Recently in class a student read out a piece introducing a character. They were enjoying sitting in a high backed, winged armchair which protected them in part from the hustle of a crowded staff room. The writing triggered a memory of hiding under the rocking horse when I was little and believing no one could see me. Immediately I liked the character and, judging from the class reaction, everyone else had had a similar trigger moment too.
But maybe not, because the writing worked in other ways too. The character was shown as being a little bit vulnerable, and we warm to vulnerability. We might admire people such as Madonna, but you couldn't really say you warm to her.

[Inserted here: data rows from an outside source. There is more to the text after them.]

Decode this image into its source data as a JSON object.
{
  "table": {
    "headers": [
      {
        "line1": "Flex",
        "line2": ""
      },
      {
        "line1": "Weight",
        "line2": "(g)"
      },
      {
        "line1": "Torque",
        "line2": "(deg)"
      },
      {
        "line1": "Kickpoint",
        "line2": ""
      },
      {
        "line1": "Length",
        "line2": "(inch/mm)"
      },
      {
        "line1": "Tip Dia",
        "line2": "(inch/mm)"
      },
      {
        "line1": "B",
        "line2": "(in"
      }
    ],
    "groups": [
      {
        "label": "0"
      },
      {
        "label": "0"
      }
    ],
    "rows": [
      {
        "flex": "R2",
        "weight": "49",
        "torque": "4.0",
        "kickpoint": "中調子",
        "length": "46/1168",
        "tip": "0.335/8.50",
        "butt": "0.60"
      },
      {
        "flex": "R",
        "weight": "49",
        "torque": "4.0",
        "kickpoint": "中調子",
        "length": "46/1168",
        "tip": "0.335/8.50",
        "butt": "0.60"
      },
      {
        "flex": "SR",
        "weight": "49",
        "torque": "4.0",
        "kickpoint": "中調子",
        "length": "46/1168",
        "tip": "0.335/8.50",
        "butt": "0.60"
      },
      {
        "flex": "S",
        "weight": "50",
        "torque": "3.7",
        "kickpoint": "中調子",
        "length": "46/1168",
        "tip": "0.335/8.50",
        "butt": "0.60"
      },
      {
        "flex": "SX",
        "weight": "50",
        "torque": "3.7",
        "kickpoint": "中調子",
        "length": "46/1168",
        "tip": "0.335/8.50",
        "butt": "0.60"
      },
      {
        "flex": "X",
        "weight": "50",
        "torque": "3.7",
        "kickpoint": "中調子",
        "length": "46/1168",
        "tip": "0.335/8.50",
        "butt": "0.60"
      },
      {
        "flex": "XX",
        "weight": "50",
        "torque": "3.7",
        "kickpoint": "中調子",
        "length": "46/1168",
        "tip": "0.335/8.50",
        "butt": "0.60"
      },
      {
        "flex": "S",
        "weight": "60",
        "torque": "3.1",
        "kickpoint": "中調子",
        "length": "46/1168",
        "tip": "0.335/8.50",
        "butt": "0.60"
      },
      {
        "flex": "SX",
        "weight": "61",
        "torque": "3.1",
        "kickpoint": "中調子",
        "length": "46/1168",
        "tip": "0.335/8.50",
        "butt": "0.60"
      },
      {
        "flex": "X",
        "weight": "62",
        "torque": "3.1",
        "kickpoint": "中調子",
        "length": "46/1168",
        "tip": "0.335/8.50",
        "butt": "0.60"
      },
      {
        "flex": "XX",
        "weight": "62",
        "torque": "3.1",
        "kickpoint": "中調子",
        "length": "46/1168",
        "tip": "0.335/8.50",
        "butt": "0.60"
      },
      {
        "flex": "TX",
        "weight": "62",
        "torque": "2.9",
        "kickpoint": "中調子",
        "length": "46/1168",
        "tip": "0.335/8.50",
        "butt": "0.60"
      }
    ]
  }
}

And notice I said a little bit vulnerable. Too vulnerable, and you've made your character spineless as a jelly fish and about as fun to read. Normal, human levels of vulnerability are what you're going for.
Additionally, the character had a private, quirky name for the chair. Quirky is fun, and most people like characters who are fun and have a sense of humour. I think it was significant that the quirky name was a private one. We're not that keen on people who self consciously think they are funny and tell you about it eg whacky names for the cat or the car.
All in all, the author had written a character who, in a few lines, we were intrigued by, and sympathetic to. Something we should all aspire to.